Decoding Plant Labels: Budget Gardening Tip

So you are thinking about planting something, but the tag has you confused. What does it mean when the packet says the plant requires partial shade? Should the area receive more shade than sun, more sun than shade or equal parts? And what is “dappled” shade?

Here’s a quick primer to decode the messages on those seed packets and plant labels. Before you begin planting your garden, it’s important to determine what areas are full sun, partial sun, shade and partial shade. You can do this by watching your yard throughout the day and taking notes on which areas of your garden or potential garden site receive sun, shade, or both, and for how long.

Full Sun: Plants requiring full sun should be placed in an area that receives 6-8 hours of direct sunlight each day. Many sun-loving plants will tolerate upwards of 6 hours, but will need to be watered regularly in order to endure the heat.

Full-sun plants can also tolerate partial shade, but will produce fewer flowers or fruits/vegetables than in full shade.

Roses are a good choice for full sun, as they need at least 6 hours of full sun a day. Jackson & Perkins is having a tag sale on roses – up to 65% off.

Also try herbs including basil, chamomile, parsley, rosemary, and sage in areas that receive full sun. An inexpensive and easy way to grow a herb garden is to start from seeds.

Partial Sun/Partial Shade: These two terms are often used interchangeably. Partial sun or partial shade means that the area should receive 3-6 hours of sun each day, preferably in the morning and early afternoon when the sun isn’t at its hottest.

Perennials such as columbine, bleeding hearts, foxglove and day lilies grow well in partial sun or partial shade.

Dappled Shade:
The sun is blocked by large-leaved deciduous trees such as Maples, but light is still able to enter the area.

Plant poppies and many varieties of ferns in dappled shade areas.

Full Shade:
Full shade means fewer than 3 hours of direct sunlight each day. However, full shade does not mean no sun; the area should receive filtered or dappled sunlight throughout the rest of the day.

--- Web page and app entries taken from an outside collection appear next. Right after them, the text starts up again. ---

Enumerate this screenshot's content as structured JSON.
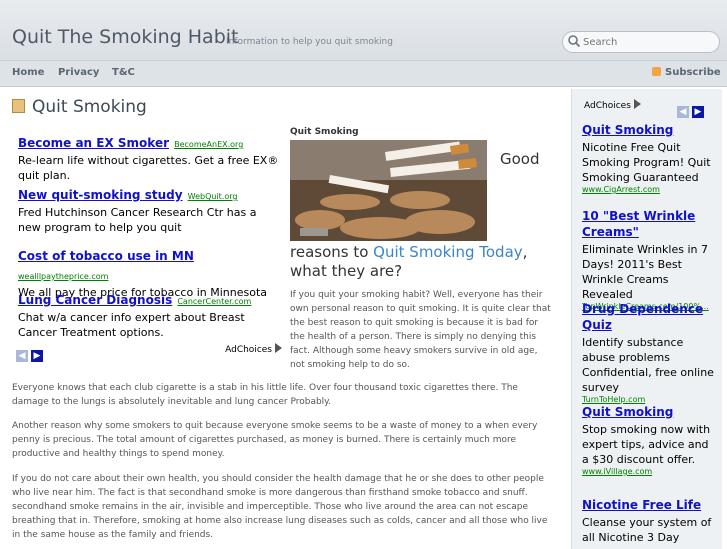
{
  "header": {
    "site_title": "Quit The Smoking Habit",
    "tagline": "Information to help you quit smoking",
    "search_placeholder": "Search"
  },
  "nav": {
    "items": [
      "Home",
      "Privacy",
      "T&C"
    ],
    "subscribe": "Subscribe"
  },
  "post": {
    "title": "Quit Smoking",
    "image_caption": "Quit Smoking",
    "headline_word": "Good",
    "headline_pre": "reasons to ",
    "headline_link": "Quit Smoking Today",
    "headline_post": ", what they are?",
    "intro": "If you quit your smoking habit? Well, everyone has their own personal reason to quit smoking. It is quite clear that the best reason to quit smoking is because it is bad for the health of a person. There is simply no denying this fact. Although some heavy smokers survive in old age, not smoking help to do so.",
    "paragraphs": [
      "Everyone knows that each club cigarette is a stab in his little life. Over four thousand toxic cigarettes there. The damage to the lungs is absolutely inevitable and lung cancer Probably.",
      "Another reason why some smokers to quit because everyone smoke seems to be a waste of money to a when every penny is precious. The total amount of cigarettes purchased, as money is burned. There is certainly much more productive and healthy things to spend money.",
      "If you do not care about their own health, you should consider the health damage that he or she does to other people who live near him. The fact is that secondhand smoke is more dangerous than firsthand smoke tobacco and snuff. secondhand smoke remains in the air, invisible and imperceptible. Those who live around the area can not escape breathing that in. Therefore, smoking at home also increase lung diseases such as colds, cancer and all those who live in the same house as the family and friends."
    ]
  },
  "left_ads": {
    "items": [
      {
        "title": "Become an EX Smoker",
        "url": "BecomeAnEX.org",
        "desc": "Re-learn life without cigarettes. Get a free EX® quit plan."
      },
      {
        "title": "New quit-smoking study",
        "url": "WebQuit.org",
        "desc": "Fred Hutchinson Cancer Research Ctr has a new program to help you quit"
      },
      {
        "title": "Cost of tobacco use in MN",
        "url": "wealllpaytheprice.com",
        "desc": "We all pay the price for tobacco in Minnesota"
      },
      {
        "title": "Lung Cancer Diagnosis",
        "url": "CancerCenter.com",
        "desc": "Chat w/a cancer info expert about Breast Cancer Treatment options."
      }
    ],
    "adchoices": "AdChoices"
  },
  "sidebar_ads": {
    "adchoices": "AdChoices",
    "items": [
      {
        "title": "Quit Smoking",
        "desc": "Nicotine Free Quit Smoking Program! Quit Smoking Guaranteed",
        "url": "www.CigArrest.com"
      },
      {
        "title": "10 \"Best Wrinkle Creams\"",
        "desc": "Eliminate Wrinkles in 7 Days! 2011's Best Wrinkle Creams Revealed",
        "url": "TopWrinkleCreams.com/100%..."
      },
      {
        "title": "Drug Dependence Quiz",
        "desc": "Identify substance abuse problems Confidential, free online survey",
        "url": "TurnToHelp.com"
      },
      {
        "title": "Quit Smoking",
        "desc": "Stop smoking now with expert tips, advice and a $30 discount offer.",
        "url": "www.iVillage.com"
      },
      {
        "title": "Nicotine Free Life",
        "desc": "Cleanse your system of all Nicotine 3 Day",
        "url": ""
      }
    ]
  },
  "colors": {
    "ad_link": "#1111cc",
    "ad_url": "#008000",
    "headline_link": "#3a86c8",
    "header_bg": "#dadfe4",
    "sidebar_bg": "#eef1f3"
  }
}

Both hostas and lily-of-the-valley do well in full shade areas.

Photo drumcpherson.com